Editing richtext is a core feature of our application. When more and more users asked to work together in the same document, it was time to add collaborative editing.

For that, Yjs looked like the natural choice because Remirror/Prosemirror, which power our editor, comes with a great out-of-the-box integration. But what about serverless?

Out initial enthusiasm cooled down considerable when we realized that the typical Yjs setup propagates changes via a central server to all connected browsers. Worse, the central server had to keep all data in memory to merge changes.

A persistent server that keeps data in memory wasn’t going to fly in our serverless architecture.

Peer-to-peer collaboration#

Fortunately, Yjs offers an alternative approach to propagate changes: browsers can sync changes via webrtc. The peer-to-peer communication completely eliminates the need for a central server.

Yet, no central server implies also that the document exists only in the browsers of the user who currently work on the document. Once everyone closes their browser: the document is gone forever.

To persist the document nonetheless, we have the browser send snapshots to our API every couple of seconds. When a user opens the document, we try to fetch it via webrtc from another user. If the user is the first opening the document, we go back to our API and load the persisted state from there.

Note: This Github repo contains an in-depth analysis and the PoC of our approach.

Serverless signaling#

As a final twist, webrtc introduced a new centralized piece: Users need to know who else opened the document, so that they can set up peer-to-peer connections. That’s where the central webrtc signaling server comes in: it acts as an address book of who else is at the same party.

Yjs offers an example signaling server, which proved to be a great starting point. Yet — again — we needed signaling to be serverless. So, we took Yjs’ example server, and made it run through a websocket API with AWS ApiGateway. The connections/rooms are stored in a DynamoDB table, and the actual handler is a single Lambda function: https://gist.github.com/ronnyroeller/6d244c5bcee2d71c346bf39c7fa04bad#file-signaling-server-ts

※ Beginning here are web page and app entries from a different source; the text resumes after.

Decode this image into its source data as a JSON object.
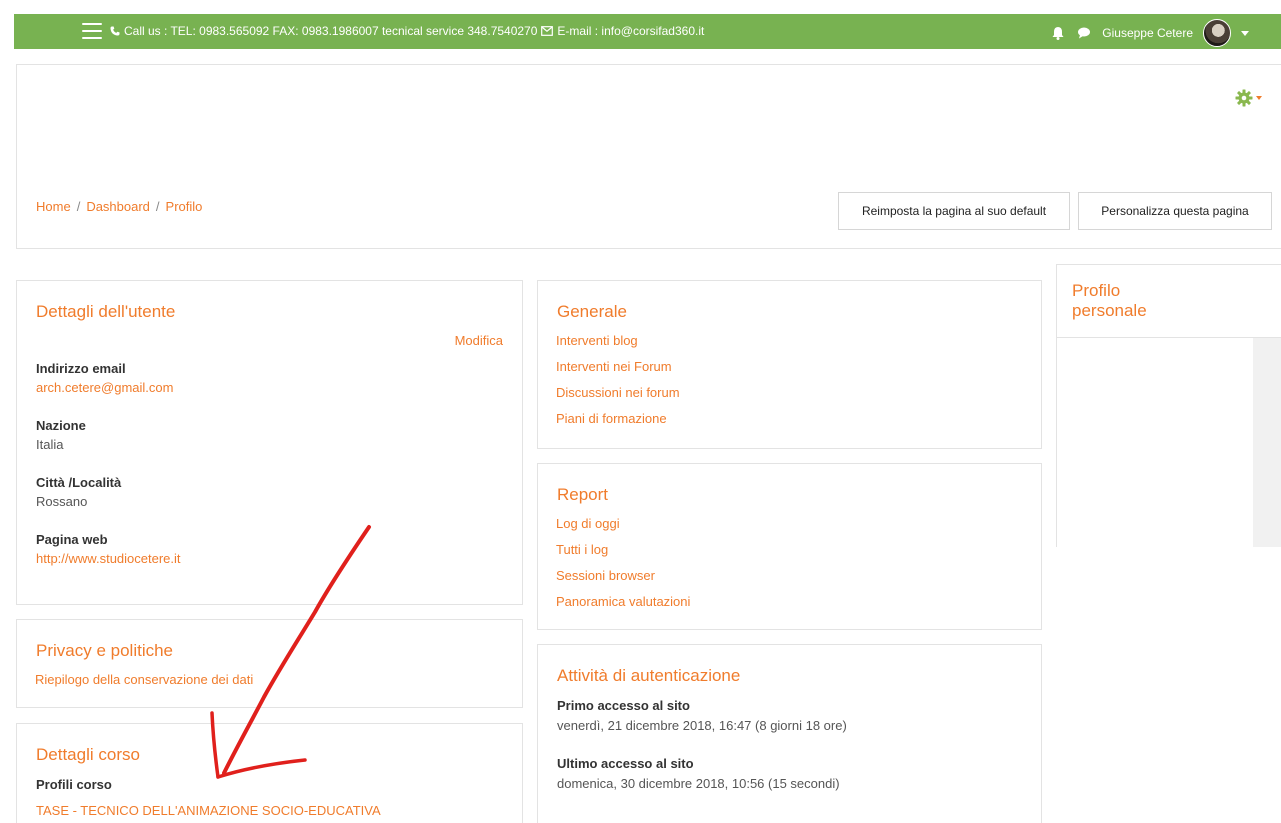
{
  "navbar": {
    "contact_text": "Call us : TEL: 0983.565092 FAX: 0983.1986007 tecnical service 348.7540270",
    "email_text": "E-mail : info@corsifad360.it",
    "username": "Giuseppe Cetere",
    "bg_color": "#78b251"
  },
  "breadcrumb": {
    "items": [
      "Home",
      "Dashboard",
      "Profilo"
    ],
    "separator": "/"
  },
  "header": {
    "reset_button": "Reimposta la pagina al suo default",
    "customize_button": "Personalizza questa pagina"
  },
  "user_details": {
    "title": "Dettagli dell'utente",
    "edit_link": "Modifica",
    "email_label": "Indirizzo email",
    "email_value": "arch.cetere@gmail.com",
    "country_label": "Nazione",
    "country_value": "Italia",
    "city_label": "Città /Località",
    "city_value": "Rossano",
    "web_label": "Pagina web",
    "web_value": "http://www.studiocetere.it"
  },
  "privacy": {
    "title": "Privacy e politiche",
    "link": "Riepilogo della conservazione dei dati"
  },
  "course_details": {
    "title": "Dettagli corso",
    "profiles_label": "Profili corso",
    "course_link": "TASE - TECNICO DELL'ANIMAZIONE SOCIO-EDUCATIVA"
  },
  "general": {
    "title": "Generale",
    "links": [
      "Interventi blog",
      "Interventi nei Forum",
      "Discussioni nei forum",
      "Piani di formazione"
    ]
  },
  "report": {
    "title": "Report",
    "links": [
      "Log di oggi",
      "Tutti i log",
      "Sessioni browser",
      "Panoramica valutazioni"
    ]
  },
  "auth": {
    "title": "Attività di autenticazione",
    "first_label": "Primo accesso al sito",
    "first_value": "venerdì, 21 dicembre 2018, 16:47  (8 giorni 18 ore)",
    "last_label": "Ultimo accesso al sito",
    "last_value": "domenica, 30 dicembre 2018, 10:56  (15 secondi)"
  },
  "side": {
    "title": "Profilo personale"
  },
  "colors": {
    "accent": "#f07c2c",
    "annotation": "#e0201c"
  }
}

We use CloudFormation for deployment, and our resources related to the signaling server look roughly like this: https://gist.github.com/ronnyroeller/e0e524eed1a7cf9a9fa884a2bee53258#file-signaling-servier-cloudformation-yml

Happy coding!

This post was originally published on Medium.